Figure 3.3. Multiplayer games like RuneScape maintain state in the same way EJB singletons do.
Similarly, there's only ever one instance of an EJB singleton session bean that's shared
across all clients. Conceptually, it's the descendant of the Gang of Four's singleton pattern.
But instead of using a private constructor and a factory method for creating the singleton,
the container instantiates the singleton and ensures that only one instance is created. The
container also helps to properly manage concurrent access to the bean by multiple clients.
All clients share the internal state of the singleton, and the singleton is expected to hold
and pass on a state change that one client makes across all other clients via its current state.
Singletons are intended to model services that utilize state stored in a shared cache. In Ac-
tionBazaar, a singleton could be used for a service to get all current system alerts, such as
fraud alerts. Singletons are relatively uncommon in Enterprise applications but are a very
important use-case when they're needed.
Now that you have a rough sense of component state and session bean types, it's time to
cover each of the bean types in more detail.
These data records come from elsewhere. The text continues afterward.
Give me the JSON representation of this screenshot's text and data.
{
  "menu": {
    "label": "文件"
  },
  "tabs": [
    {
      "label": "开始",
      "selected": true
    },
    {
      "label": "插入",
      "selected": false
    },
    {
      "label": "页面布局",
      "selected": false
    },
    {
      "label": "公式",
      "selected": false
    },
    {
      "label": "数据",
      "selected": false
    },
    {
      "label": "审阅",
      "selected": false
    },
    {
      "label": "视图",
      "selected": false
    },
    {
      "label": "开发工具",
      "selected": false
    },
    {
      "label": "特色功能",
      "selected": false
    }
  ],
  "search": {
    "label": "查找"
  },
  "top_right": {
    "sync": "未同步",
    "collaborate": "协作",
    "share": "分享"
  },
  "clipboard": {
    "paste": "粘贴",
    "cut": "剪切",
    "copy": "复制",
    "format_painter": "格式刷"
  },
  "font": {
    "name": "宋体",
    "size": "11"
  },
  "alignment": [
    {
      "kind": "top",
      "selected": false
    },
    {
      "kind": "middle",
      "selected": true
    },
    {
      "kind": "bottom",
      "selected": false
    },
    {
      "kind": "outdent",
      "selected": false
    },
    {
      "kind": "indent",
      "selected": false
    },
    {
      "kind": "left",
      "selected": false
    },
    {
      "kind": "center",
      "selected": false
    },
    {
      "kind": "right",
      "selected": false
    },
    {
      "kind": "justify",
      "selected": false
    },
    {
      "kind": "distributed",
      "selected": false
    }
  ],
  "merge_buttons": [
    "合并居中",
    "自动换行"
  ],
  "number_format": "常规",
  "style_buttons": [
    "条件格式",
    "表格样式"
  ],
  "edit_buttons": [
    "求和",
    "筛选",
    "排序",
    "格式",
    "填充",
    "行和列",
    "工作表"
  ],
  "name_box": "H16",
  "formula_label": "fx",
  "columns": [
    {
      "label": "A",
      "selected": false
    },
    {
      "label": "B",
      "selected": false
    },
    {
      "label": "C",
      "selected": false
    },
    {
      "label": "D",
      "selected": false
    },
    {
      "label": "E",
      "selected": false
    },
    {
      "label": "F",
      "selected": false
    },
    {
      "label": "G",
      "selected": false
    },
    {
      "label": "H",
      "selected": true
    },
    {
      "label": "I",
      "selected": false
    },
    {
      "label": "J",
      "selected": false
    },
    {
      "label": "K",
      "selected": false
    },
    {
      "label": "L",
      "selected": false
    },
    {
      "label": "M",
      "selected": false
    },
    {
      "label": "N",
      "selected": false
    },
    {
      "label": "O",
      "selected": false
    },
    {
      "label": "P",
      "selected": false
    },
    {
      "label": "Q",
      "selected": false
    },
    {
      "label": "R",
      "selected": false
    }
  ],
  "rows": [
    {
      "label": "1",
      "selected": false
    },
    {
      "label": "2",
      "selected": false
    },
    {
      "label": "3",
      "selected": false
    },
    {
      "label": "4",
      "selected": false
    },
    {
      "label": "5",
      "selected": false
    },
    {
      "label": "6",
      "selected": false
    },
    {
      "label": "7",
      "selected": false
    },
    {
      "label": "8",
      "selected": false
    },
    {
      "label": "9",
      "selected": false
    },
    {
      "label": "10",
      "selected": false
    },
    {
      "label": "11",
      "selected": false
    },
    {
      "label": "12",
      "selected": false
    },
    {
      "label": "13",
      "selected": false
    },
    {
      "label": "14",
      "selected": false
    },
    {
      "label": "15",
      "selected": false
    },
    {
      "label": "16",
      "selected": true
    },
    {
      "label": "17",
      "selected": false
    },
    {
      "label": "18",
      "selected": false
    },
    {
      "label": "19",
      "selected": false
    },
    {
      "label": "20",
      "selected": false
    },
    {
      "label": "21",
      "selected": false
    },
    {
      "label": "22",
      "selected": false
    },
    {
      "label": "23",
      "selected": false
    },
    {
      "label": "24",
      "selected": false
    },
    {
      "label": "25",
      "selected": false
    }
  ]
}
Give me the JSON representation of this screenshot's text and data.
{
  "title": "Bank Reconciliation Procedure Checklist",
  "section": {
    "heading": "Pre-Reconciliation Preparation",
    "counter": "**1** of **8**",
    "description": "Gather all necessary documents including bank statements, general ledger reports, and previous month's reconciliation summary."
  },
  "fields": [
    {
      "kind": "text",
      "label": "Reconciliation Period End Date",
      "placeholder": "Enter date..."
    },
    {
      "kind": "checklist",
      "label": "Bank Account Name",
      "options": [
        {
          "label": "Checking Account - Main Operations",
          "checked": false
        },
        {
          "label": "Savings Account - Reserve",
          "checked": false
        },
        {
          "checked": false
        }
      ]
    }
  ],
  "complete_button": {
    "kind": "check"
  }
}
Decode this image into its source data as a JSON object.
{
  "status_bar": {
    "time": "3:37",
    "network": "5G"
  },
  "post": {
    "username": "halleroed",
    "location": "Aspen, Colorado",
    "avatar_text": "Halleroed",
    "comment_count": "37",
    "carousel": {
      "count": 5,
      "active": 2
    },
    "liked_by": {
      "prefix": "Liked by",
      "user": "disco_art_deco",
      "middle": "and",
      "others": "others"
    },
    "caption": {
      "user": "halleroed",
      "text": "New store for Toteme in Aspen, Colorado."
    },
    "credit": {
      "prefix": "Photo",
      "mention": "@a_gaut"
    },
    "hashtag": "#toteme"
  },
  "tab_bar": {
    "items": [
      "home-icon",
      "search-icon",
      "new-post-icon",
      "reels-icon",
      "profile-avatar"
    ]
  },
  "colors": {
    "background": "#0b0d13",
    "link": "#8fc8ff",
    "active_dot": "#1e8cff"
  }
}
Because stateless session beans are the most
commonly used session bean, we'll start with them.